Our translator continued by saying, “I know you probably know the right answer because everyone tells it to you, but know even more that you aren’t alone. You can always give me a call when you feel overwhelmed or just need to rant about what is happening in your life. I know that sometimes you just need to get it off your chest and know that there is someone that cares and wants to listen.”

She started crying like a burden had been lifted off her shoulder. It was then that I realized that there was nothing I could have said that would have changed her heart, but it was a small act of love we were showing and our willingness to listen to her story that got her to open up to us.
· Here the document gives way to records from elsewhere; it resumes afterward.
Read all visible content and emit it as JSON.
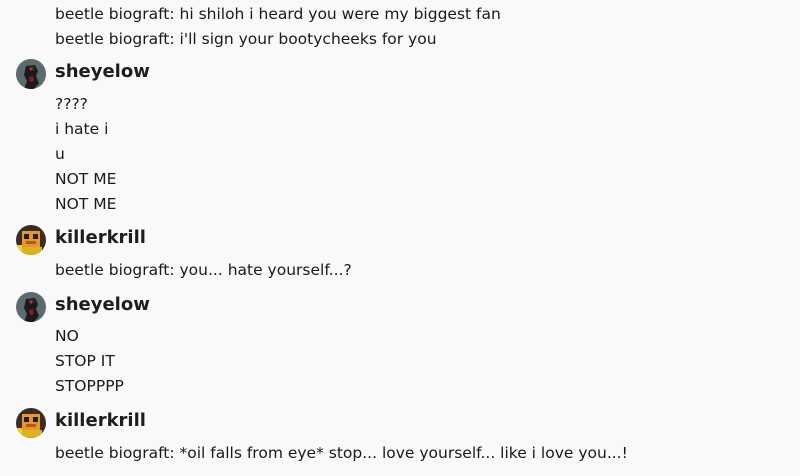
{
  "messages": [
    {
      "continuation": true,
      "lines": [
        "beetle biograft: hi shiloh i heard you were my biggest fan",
        "beetle biograft: i'll sign your bootycheeks for you"
      ]
    },
    {
      "author": "sheyelow",
      "avatar_icon": "dark-avatar-icon",
      "lines": [
        "????",
        "i hate i",
        "u",
        "NOT ME",
        "NOT ME"
      ]
    },
    {
      "author": "killerkrill",
      "avatar_icon": "orange-avatar-icon",
      "lines": [
        "beetle biograft: you... hate yourself...?"
      ]
    },
    {
      "author": "sheyelow",
      "avatar_icon": "dark-avatar-icon",
      "lines": [
        "NO",
        "STOP IT",
        "STOPPPP"
      ]
    },
    {
      "author": "killerkrill",
      "avatar_icon": "orange-avatar-icon",
      "lines": [
        "beetle biograft: *oil falls from eye* stop... love yourself... like i love you...!"
      ]
    }
  ],
  "colors": {
    "background": "#f9f9f9",
    "text": "#1a1a1a"
  }
}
That is when I remembered how I wanted other people to react when I was hurting, and how I was just as guilty of shoving God in front of people’s faces and expecting it to change their heart. I felt so ashamed that the very thing I was trying to label others for was the exact thing I was doing. I was humbled in that moment to realize that love speaks louder than words, especially against my own words. Only God’s love can touch the heart of people and only God’s words can reach the lost to come back home. Here I was thinking that God was trying to use me for what knowledge I had when I found out later that God just wanted to use me to show love to someone that felt so alone and helpless, just like how I felt last school year. He wanted me to sit with this grieving woman, and I am so humbled and privileged to be used by God in the greatest way I could have.
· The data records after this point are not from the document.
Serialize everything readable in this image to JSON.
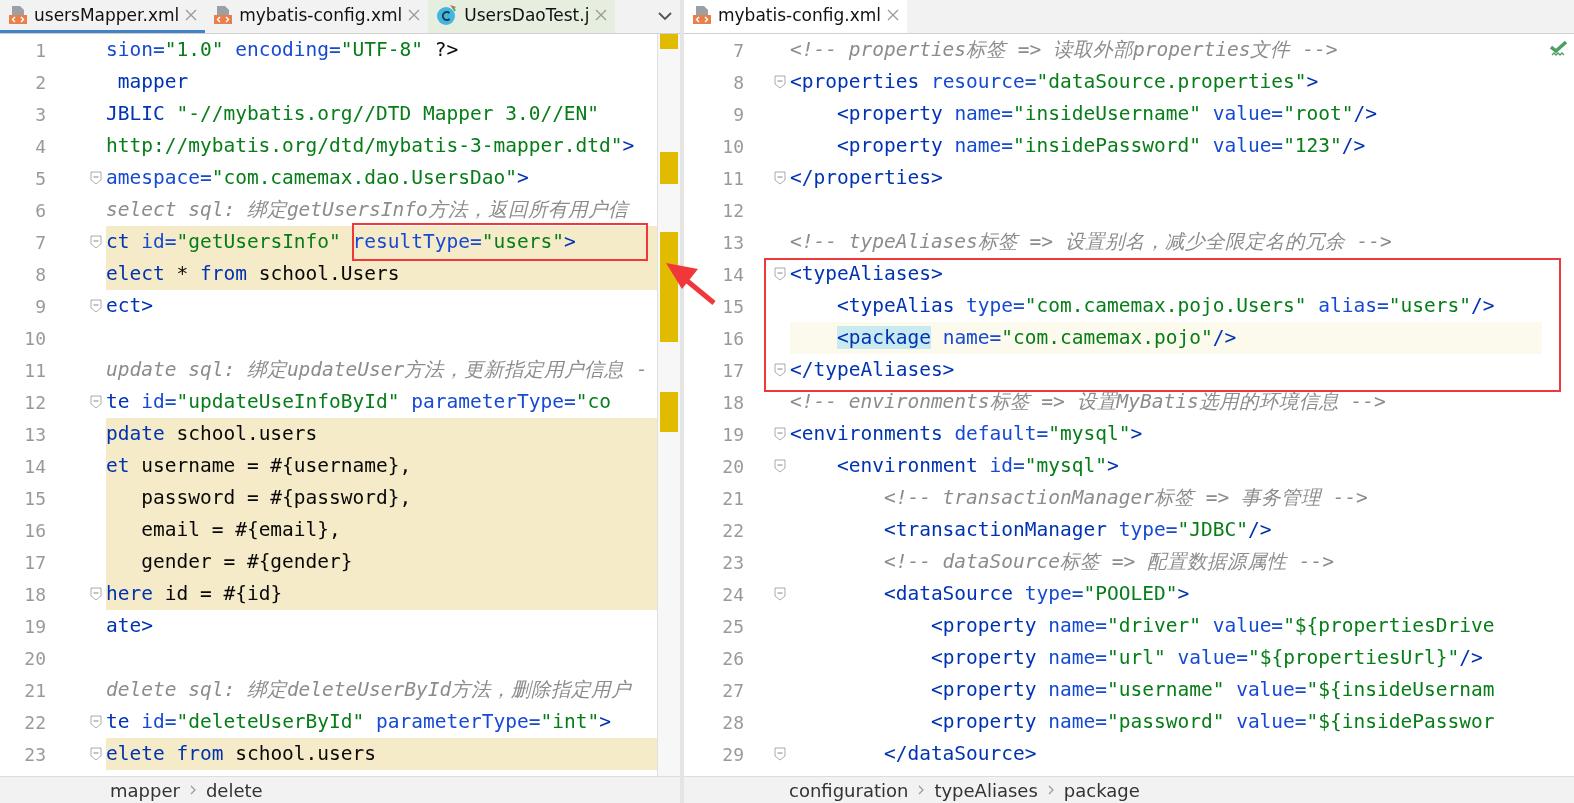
{
  "panes": [
    {
      "tabs": [
        {
          "label": "usersMapper.xml",
          "kind": "xml",
          "selected": true
        },
        {
          "label": "mybatis-config.xml",
          "kind": "xml",
          "selected": false
        },
        {
          "label": "UsersDaoTest.j",
          "kind": "class",
          "selected": false
        }
      ],
      "lines": [
        {
          "number": "1",
          "highlighted": false,
          "fold": false,
          "segments": [
            {
              "kind": "attr",
              "text": "sion="
            },
            {
              "kind": "value",
              "text": "\"1.0\" "
            },
            {
              "kind": "attr",
              "text": "encoding="
            },
            {
              "kind": "value",
              "text": "\"UTF-8\""
            },
            {
              "kind": "plain",
              "text": " ?>"
            }
          ]
        },
        {
          "number": "2",
          "highlighted": false,
          "fold": false,
          "segments": [
            {
              "kind": "tag",
              "text": " mapper"
            }
          ]
        },
        {
          "number": "3",
          "highlighted": false,
          "fold": false,
          "segments": [
            {
              "kind": "tag",
              "text": "JBLIC "
            },
            {
              "kind": "value",
              "text": "\"-//mybatis.org//DTD Mapper 3.0//EN\""
            }
          ]
        },
        {
          "number": "4",
          "highlighted": false,
          "fold": false,
          "segments": [
            {
              "kind": "value",
              "text": "http://mybatis.org/dtd/mybatis-3-mapper.dtd\""
            },
            {
              "kind": "tag",
              "text": ">"
            }
          ]
        },
        {
          "number": "5",
          "highlighted": false,
          "fold": true,
          "segments": [
            {
              "kind": "attr",
              "text": "amespace="
            },
            {
              "kind": "value",
              "text": "\"com.camemax.dao.UsersDao\""
            },
            {
              "kind": "tag",
              "text": ">"
            }
          ]
        },
        {
          "number": "6",
          "highlighted": false,
          "fold": false,
          "segments": [
            {
              "kind": "comment",
              "text": "select sql: 绑定getUsersInfo方法，返回所有用户信"
            }
          ]
        },
        {
          "number": "7",
          "highlighted": true,
          "fold": true,
          "segments": [
            {
              "kind": "tag",
              "text": "ct "
            },
            {
              "kind": "attr",
              "text": "id="
            },
            {
              "kind": "value",
              "text": "\"getUsersInfo\" "
            },
            {
              "kind": "attr",
              "text": "resultType="
            },
            {
              "kind": "value",
              "text": "\"users\""
            },
            {
              "kind": "tag",
              "text": ">"
            }
          ]
        },
        {
          "number": "8",
          "highlighted": true,
          "fold": false,
          "segments": [
            {
              "kind": "tag",
              "text": "elect"
            },
            {
              "kind": "plain",
              "text": " * "
            },
            {
              "kind": "tag",
              "text": "from"
            },
            {
              "kind": "plain",
              "text": " school.Users"
            }
          ]
        },
        {
          "number": "9",
          "highlighted": false,
          "fold": true,
          "segments": [
            {
              "kind": "tag",
              "text": "ect>"
            }
          ]
        },
        {
          "number": "10",
          "highlighted": false,
          "fold": false
        },
        {
          "number": "11",
          "highlighted": false,
          "fold": false,
          "segments": [
            {
              "kind": "comment",
              "text": "update sql: 绑定updateUser方法，更新指定用户信息 -"
            }
          ]
        },
        {
          "number": "12",
          "highlighted": false,
          "fold": true,
          "segments": [
            {
              "kind": "tag",
              "text": "te "
            },
            {
              "kind": "attr",
              "text": "id="
            },
            {
              "kind": "value",
              "text": "\"updateUseInfoById\" "
            },
            {
              "kind": "attr",
              "text": "parameterType="
            },
            {
              "kind": "value",
              "text": "\"co"
            }
          ]
        },
        {
          "number": "13",
          "highlighted": true,
          "fold": false,
          "segments": [
            {
              "kind": "tag",
              "text": "pdate"
            },
            {
              "kind": "plain",
              "text": " school.users"
            }
          ]
        },
        {
          "number": "14",
          "highlighted": true,
          "fold": false,
          "segments": [
            {
              "kind": "tag",
              "text": "et"
            },
            {
              "kind": "plain",
              "text": " username = #{username},"
            }
          ]
        },
        {
          "number": "15",
          "highlighted": true,
          "fold": false,
          "segments": [
            {
              "kind": "plain",
              "text": "   password = #{password},"
            }
          ]
        },
        {
          "number": "16",
          "highlighted": true,
          "fold": false,
          "segments": [
            {
              "kind": "plain",
              "text": "   email = #{email},"
            }
          ]
        },
        {
          "number": "17",
          "highlighted": true,
          "fold": false,
          "segments": [
            {
              "kind": "plain",
              "text": "   gender = #{gender}"
            }
          ]
        },
        {
          "number": "18",
          "highlighted": true,
          "fold": true,
          "segments": [
            {
              "kind": "tag",
              "text": "here"
            },
            {
              "kind": "plain",
              "text": " id = #{id}"
            }
          ]
        },
        {
          "number": "19",
          "highlighted": false,
          "fold": false,
          "segments": [
            {
              "kind": "tag",
              "text": "ate>"
            }
          ]
        },
        {
          "number": "20",
          "highlighted": false,
          "fold": false
        },
        {
          "number": "21",
          "highlighted": false,
          "fold": false,
          "segments": [
            {
              "kind": "comment",
              "text": "delete sql: 绑定deleteUserById方法，删除指定用户"
            }
          ]
        },
        {
          "number": "22",
          "highlighted": false,
          "fold": true,
          "segments": [
            {
              "kind": "tag",
              "text": "te "
            },
            {
              "kind": "attr",
              "text": "id="
            },
            {
              "kind": "value",
              "text": "\"deleteUserById\" "
            },
            {
              "kind": "attr",
              "text": "parameterType="
            },
            {
              "kind": "value",
              "text": "\"int\""
            },
            {
              "kind": "tag",
              "text": ">"
            }
          ]
        },
        {
          "number": "23",
          "highlighted": true,
          "fold": true,
          "segments": [
            {
              "kind": "tag",
              "text": "elete from"
            },
            {
              "kind": "plain",
              "text": " school.users"
            }
          ]
        }
      ],
      "breadcrumbs": [
        "mapper",
        "delete"
      ]
    },
    {
      "tabs": [
        {
          "label": "mybatis-config.xml",
          "kind": "xml",
          "selected": true
        }
      ],
      "lines": [
        {
          "number": "7",
          "highlighted": false,
          "fold": false,
          "segments": [
            {
              "kind": "comment",
              "text": "<!-- properties标签 => 读取外部properties文件 -->"
            }
          ]
        },
        {
          "number": "8",
          "highlighted": false,
          "fold": true,
          "segments": [
            {
              "kind": "tag",
              "text": "<properties "
            },
            {
              "kind": "attr",
              "text": "resource="
            },
            {
              "kind": "value",
              "text": "\"dataSource.properties\""
            },
            {
              "kind": "tag",
              "text": ">"
            }
          ]
        },
        {
          "number": "9",
          "highlighted": false,
          "fold": false,
          "segments": [
            {
              "kind": "tag",
              "text": "    <property "
            },
            {
              "kind": "attr",
              "text": "name="
            },
            {
              "kind": "value",
              "text": "\"insideUsername\" "
            },
            {
              "kind": "attr",
              "text": "value="
            },
            {
              "kind": "value",
              "text": "\"root\""
            },
            {
              "kind": "tag",
              "text": "/>"
            }
          ]
        },
        {
          "number": "10",
          "highlighted": false,
          "fold": false,
          "segments": [
            {
              "kind": "tag",
              "text": "    <property "
            },
            {
              "kind": "attr",
              "text": "name="
            },
            {
              "kind": "value",
              "text": "\"insidePassword\" "
            },
            {
              "kind": "attr",
              "text": "value="
            },
            {
              "kind": "value",
              "text": "\"123\""
            },
            {
              "kind": "tag",
              "text": "/>"
            }
          ]
        },
        {
          "number": "11",
          "highlighted": false,
          "fold": true,
          "segments": [
            {
              "kind": "tag",
              "text": "</properties>"
            }
          ]
        },
        {
          "number": "12",
          "highlighted": false,
          "fold": false
        },
        {
          "number": "13",
          "highlighted": false,
          "fold": false,
          "segments": [
            {
              "kind": "comment",
              "text": "<!-- typeAliases标签 => 设置别名，减少全限定名的冗余 -->"
            }
          ]
        },
        {
          "number": "14",
          "highlighted": false,
          "fold": true,
          "segments": [
            {
              "kind": "tag",
              "text": "<typeAliases>"
            }
          ]
        },
        {
          "number": "15",
          "highlighted": false,
          "fold": false,
          "segments": [
            {
              "kind": "tag",
              "text": "    <typeAlias "
            },
            {
              "kind": "attr",
              "text": "type="
            },
            {
              "kind": "value",
              "text": "\"com.camemax.pojo.Users\" "
            },
            {
              "kind": "attr",
              "text": "alias="
            },
            {
              "kind": "value",
              "text": "\"users\""
            },
            {
              "kind": "tag",
              "text": "/>"
            }
          ]
        },
        {
          "number": "16",
          "highlighted": true,
          "fold": false,
          "segments": [
            {
              "kind": "match",
              "text": "    <package"
            },
            {
              "kind": "attr",
              "text": " name="
            },
            {
              "kind": "value",
              "text": "\"com.camemax.pojo\""
            },
            {
              "kind": "tag",
              "text": "/>"
            }
          ]
        },
        {
          "number": "17",
          "highlighted": false,
          "fold": true,
          "segments": [
            {
              "kind": "tag",
              "text": "</typeAliases>"
            }
          ]
        },
        {
          "number": "18",
          "highlighted": false,
          "fold": false,
          "segments": [
            {
              "kind": "comment",
              "text": "<!-- environments标签 => 设置MyBatis选用的环境信息 -->"
            }
          ]
        },
        {
          "number": "19",
          "highlighted": false,
          "fold": true,
          "segments": [
            {
              "kind": "tag",
              "text": "<environments "
            },
            {
              "kind": "attr",
              "text": "default="
            },
            {
              "kind": "value",
              "text": "\"mysql\""
            },
            {
              "kind": "tag",
              "text": ">"
            }
          ]
        },
        {
          "number": "20",
          "highlighted": false,
          "fold": true,
          "segments": [
            {
              "kind": "tag",
              "text": "    <environment "
            },
            {
              "kind": "attr",
              "text": "id="
            },
            {
              "kind": "value",
              "text": "\"mysql\""
            },
            {
              "kind": "tag",
              "text": ">"
            }
          ]
        },
        {
          "number": "21",
          "highlighted": false,
          "fold": false,
          "segments": [
            {
              "kind": "comment",
              "text": "        <!-- transactionManager标签 => 事务管理 -->"
            }
          ]
        },
        {
          "number": "22",
          "highlighted": false,
          "fold": false,
          "segments": [
            {
              "kind": "tag",
              "text": "        <transactionManager "
            },
            {
              "kind": "attr",
              "text": "type="
            },
            {
              "kind": "value",
              "text": "\"JDBC\""
            },
            {
              "kind": "tag",
              "text": "/>"
            }
          ]
        },
        {
          "number": "23",
          "highlighted": false,
          "fold": false,
          "segments": [
            {
              "kind": "comment",
              "text": "        <!-- dataSource标签 => 配置数据源属性 -->"
            }
          ]
        },
        {
          "number": "24",
          "highlighted": false,
          "fold": true,
          "segments": [
            {
              "kind": "tag",
              "text": "        <dataSource "
            },
            {
              "kind": "attr",
              "text": "type="
            },
            {
              "kind": "value",
              "text": "\"POOLED\""
            },
            {
              "kind": "tag",
              "text": ">"
            }
          ]
        },
        {
          "number": "25",
          "highlighted": false,
          "fold": false,
          "segments": [
            {
              "kind": "tag",
              "text": "            <property "
            },
            {
              "kind": "attr",
              "text": "name="
            },
            {
              "kind": "value",
              "text": "\"driver\" "
            },
            {
              "kind": "attr",
              "text": "value="
            },
            {
              "kind": "value",
              "text": "\"${propertiesDrive"
            }
          ]
        },
        {
          "number": "26",
          "highlighted": false,
          "fold": false,
          "segments": [
            {
              "kind": "tag",
              "text": "            <property "
            },
            {
              "kind": "attr",
              "text": "name="
            },
            {
              "kind": "value",
              "text": "\"url\" "
            },
            {
              "kind": "attr",
              "text": "value="
            },
            {
              "kind": "value",
              "text": "\"${propertiesUrl}\""
            },
            {
              "kind": "tag",
              "text": "/>"
            }
          ]
        },
        {
          "number": "27",
          "highlighted": false,
          "fold": false,
          "segments": [
            {
              "kind": "tag",
              "text": "            <property "
            },
            {
              "kind": "attr",
              "text": "name="
            },
            {
              "kind": "value",
              "text": "\"username\" "
            },
            {
              "kind": "attr",
              "text": "value="
            },
            {
              "kind": "value",
              "text": "\"${insideUsernam"
            }
          ]
        },
        {
          "number": "28",
          "highlighted": false,
          "fold": false,
          "segments": [
            {
              "kind": "tag",
              "text": "            <property "
            },
            {
              "kind": "attr",
              "text": "name="
            },
            {
              "kind": "value",
              "text": "\"password\" "
            },
            {
              "kind": "attr",
              "text": "value="
            },
            {
              "kind": "value",
              "text": "\"${insidePasswor"
            }
          ]
        },
        {
          "number": "29",
          "highlighted": false,
          "fold": true,
          "segments": [
            {
              "kind": "tag",
              "text": "        </dataSource>"
            }
          ]
        }
      ],
      "breadcrumbs": [
        "configuration",
        "typeAliases",
        "package"
      ]
    }
  ]
}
So I challenge you, readers, to really wrestle with the idea of comforting people. Everyone is different and some do need the truth fed into their lives, but some people just need a friend. The most important part of it all is to walk with the person and be with them side by side. I wish I could have offered the same kind of comfort to the lady as my translator did, but I knew I couldn’t walk side by side with her because I wasn’t from the area. But there are people around me, on my campus and even closer friends, who need comfort and someone to walk with them. What is stopping me from investing that time to show Christ’s love and be used as His instrument? What is stopping you from grieving along with someone that is hurting?

Claudia Cho